Excerpts from a dataset
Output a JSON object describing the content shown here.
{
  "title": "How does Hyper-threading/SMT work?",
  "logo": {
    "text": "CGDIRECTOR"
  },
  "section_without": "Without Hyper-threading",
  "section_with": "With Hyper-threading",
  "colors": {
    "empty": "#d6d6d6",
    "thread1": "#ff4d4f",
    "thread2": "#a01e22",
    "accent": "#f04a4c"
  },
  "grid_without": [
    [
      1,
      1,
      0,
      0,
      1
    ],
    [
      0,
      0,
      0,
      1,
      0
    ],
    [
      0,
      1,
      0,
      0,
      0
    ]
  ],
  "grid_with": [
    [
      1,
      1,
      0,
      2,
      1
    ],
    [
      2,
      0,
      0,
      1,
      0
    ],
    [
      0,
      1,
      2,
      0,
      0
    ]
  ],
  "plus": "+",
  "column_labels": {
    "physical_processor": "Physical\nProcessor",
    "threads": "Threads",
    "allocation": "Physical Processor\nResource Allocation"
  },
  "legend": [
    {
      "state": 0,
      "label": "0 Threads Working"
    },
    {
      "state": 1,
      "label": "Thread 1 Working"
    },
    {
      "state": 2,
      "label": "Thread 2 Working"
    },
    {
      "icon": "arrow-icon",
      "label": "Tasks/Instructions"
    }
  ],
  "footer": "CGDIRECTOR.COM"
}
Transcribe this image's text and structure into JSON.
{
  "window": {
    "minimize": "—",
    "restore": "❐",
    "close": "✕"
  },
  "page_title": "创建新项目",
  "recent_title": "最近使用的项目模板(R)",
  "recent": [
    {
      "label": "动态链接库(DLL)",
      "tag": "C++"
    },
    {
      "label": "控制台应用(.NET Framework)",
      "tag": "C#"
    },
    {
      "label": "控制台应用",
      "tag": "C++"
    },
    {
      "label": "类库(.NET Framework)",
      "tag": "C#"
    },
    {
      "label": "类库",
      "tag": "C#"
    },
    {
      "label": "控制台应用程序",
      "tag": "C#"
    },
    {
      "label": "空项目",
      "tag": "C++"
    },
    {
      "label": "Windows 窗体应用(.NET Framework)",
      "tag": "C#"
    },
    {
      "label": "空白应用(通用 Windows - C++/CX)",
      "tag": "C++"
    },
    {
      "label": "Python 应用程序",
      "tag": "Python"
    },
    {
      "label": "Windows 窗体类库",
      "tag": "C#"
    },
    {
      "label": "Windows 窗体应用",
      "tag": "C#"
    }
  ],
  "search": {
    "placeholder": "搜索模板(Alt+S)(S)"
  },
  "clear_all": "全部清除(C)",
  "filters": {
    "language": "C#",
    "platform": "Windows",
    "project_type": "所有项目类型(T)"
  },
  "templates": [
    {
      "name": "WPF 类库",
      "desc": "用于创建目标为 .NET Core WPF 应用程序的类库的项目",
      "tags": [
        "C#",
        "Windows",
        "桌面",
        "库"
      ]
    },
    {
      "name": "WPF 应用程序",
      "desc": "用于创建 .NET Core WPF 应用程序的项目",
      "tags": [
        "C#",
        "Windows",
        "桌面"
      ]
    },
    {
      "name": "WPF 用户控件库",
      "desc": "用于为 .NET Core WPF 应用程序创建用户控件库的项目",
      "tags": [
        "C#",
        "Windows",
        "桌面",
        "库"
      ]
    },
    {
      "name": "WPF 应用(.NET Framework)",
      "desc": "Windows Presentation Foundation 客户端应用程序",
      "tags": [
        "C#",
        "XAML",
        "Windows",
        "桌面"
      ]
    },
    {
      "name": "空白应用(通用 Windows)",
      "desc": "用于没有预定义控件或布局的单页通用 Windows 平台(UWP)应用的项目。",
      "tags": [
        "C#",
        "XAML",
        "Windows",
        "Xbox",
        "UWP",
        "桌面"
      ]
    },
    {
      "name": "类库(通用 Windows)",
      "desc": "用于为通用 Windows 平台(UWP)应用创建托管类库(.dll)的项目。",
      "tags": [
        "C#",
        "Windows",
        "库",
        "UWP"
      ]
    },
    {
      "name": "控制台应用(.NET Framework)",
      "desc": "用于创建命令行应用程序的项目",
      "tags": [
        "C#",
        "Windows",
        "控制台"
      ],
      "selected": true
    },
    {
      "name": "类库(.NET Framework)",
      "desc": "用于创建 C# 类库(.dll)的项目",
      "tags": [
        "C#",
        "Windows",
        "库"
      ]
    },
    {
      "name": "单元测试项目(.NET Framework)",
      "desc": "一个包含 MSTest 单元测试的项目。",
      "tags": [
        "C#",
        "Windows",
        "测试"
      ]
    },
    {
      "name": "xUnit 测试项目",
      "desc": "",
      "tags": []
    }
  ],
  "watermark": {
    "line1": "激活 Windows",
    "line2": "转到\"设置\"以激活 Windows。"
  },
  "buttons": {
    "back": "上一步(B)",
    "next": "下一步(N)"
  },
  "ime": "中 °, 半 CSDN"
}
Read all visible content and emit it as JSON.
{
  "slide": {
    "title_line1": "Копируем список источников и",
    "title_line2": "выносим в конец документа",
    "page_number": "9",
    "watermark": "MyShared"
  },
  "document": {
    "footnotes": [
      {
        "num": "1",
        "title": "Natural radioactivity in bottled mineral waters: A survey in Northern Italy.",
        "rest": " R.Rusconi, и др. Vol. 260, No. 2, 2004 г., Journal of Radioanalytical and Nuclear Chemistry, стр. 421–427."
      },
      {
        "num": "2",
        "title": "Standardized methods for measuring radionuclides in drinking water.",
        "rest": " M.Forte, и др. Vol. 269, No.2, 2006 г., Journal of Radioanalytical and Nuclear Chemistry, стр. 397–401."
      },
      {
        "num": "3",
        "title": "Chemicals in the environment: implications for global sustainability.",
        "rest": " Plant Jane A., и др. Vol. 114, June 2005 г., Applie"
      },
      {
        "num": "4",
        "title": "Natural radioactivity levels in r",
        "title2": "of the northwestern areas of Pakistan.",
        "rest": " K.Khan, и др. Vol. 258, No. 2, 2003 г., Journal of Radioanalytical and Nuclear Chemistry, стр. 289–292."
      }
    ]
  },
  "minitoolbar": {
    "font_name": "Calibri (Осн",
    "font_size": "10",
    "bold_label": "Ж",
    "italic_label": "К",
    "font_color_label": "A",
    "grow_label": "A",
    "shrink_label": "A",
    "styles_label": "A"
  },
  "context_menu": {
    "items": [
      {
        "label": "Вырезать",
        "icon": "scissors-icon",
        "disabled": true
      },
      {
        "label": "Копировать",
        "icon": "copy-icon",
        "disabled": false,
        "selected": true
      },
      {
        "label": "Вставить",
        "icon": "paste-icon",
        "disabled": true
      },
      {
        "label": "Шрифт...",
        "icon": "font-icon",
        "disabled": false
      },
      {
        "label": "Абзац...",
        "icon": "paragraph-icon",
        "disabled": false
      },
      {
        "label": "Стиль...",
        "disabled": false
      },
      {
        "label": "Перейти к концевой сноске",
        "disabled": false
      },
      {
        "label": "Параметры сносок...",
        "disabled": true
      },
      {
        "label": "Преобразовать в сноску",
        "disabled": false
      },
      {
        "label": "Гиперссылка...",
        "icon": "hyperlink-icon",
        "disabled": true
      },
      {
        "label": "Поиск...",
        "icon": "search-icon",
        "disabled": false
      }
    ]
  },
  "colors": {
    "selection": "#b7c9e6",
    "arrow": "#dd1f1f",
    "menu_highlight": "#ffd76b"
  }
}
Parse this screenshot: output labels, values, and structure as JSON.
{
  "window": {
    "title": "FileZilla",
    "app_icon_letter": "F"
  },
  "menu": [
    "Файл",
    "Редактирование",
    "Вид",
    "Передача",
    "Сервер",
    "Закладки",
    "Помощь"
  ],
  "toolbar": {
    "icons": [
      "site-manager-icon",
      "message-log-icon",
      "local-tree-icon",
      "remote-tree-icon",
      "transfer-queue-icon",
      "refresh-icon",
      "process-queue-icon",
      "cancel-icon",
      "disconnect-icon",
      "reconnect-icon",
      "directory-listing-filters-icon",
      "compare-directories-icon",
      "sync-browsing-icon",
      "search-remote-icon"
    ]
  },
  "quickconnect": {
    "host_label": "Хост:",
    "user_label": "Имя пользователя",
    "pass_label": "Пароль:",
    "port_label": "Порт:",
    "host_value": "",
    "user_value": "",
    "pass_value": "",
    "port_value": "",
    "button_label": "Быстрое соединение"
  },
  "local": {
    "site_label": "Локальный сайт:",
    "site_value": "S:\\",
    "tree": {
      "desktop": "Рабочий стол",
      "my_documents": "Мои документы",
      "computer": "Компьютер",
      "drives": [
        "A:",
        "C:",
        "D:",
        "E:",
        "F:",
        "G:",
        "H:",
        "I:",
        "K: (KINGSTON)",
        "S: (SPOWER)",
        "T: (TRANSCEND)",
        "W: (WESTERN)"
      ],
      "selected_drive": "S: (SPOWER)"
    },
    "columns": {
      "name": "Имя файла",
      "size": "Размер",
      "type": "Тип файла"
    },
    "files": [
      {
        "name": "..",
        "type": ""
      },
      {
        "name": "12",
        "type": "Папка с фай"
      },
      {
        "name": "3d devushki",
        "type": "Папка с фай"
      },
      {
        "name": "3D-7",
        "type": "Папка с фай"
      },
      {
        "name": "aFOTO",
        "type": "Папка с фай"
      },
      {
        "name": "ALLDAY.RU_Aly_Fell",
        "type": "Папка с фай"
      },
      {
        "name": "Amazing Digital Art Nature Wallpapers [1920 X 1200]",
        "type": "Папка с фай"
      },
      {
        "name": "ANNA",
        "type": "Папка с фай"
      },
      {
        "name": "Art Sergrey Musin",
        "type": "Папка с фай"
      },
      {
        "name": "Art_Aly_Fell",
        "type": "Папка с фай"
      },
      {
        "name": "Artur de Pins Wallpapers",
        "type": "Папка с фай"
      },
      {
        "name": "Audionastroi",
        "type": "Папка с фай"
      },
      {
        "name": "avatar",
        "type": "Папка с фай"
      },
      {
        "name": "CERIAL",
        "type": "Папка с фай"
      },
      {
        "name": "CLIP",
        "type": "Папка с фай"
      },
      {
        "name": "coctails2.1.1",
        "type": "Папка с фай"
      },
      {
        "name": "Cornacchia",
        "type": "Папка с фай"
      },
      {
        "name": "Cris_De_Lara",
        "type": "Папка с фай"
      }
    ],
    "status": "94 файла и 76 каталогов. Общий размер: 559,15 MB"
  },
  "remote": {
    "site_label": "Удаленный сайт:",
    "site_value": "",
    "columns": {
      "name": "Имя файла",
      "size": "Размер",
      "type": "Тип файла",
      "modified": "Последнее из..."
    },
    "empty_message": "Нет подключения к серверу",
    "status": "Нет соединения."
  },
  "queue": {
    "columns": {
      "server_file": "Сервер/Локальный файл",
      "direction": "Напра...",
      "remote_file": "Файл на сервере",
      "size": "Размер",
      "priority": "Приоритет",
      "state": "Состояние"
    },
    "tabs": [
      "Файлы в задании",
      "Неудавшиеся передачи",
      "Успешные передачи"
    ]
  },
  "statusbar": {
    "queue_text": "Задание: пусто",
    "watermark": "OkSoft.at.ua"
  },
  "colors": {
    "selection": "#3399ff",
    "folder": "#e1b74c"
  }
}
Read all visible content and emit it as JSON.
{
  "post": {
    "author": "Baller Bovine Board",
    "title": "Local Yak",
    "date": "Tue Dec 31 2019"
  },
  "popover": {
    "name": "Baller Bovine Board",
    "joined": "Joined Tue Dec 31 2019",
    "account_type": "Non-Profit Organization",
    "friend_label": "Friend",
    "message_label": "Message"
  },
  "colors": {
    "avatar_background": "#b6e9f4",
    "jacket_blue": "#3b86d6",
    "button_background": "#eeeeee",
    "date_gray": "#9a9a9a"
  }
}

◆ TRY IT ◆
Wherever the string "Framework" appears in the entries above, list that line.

◆ ANSWER AREA ◆
      "label": "控制台应用(.NET Framework)",
      "label": "类库(.NET Framework)",
      "label": "Windows 窗体应用(.NET Framework)",
      "name": "WPF 应用(.NET Framework)",
      "name": "控制台应用(.NET Framework)",
      "name": "类库(.NET Framework)",
      "name": "单元测试项目(.NET Framework)",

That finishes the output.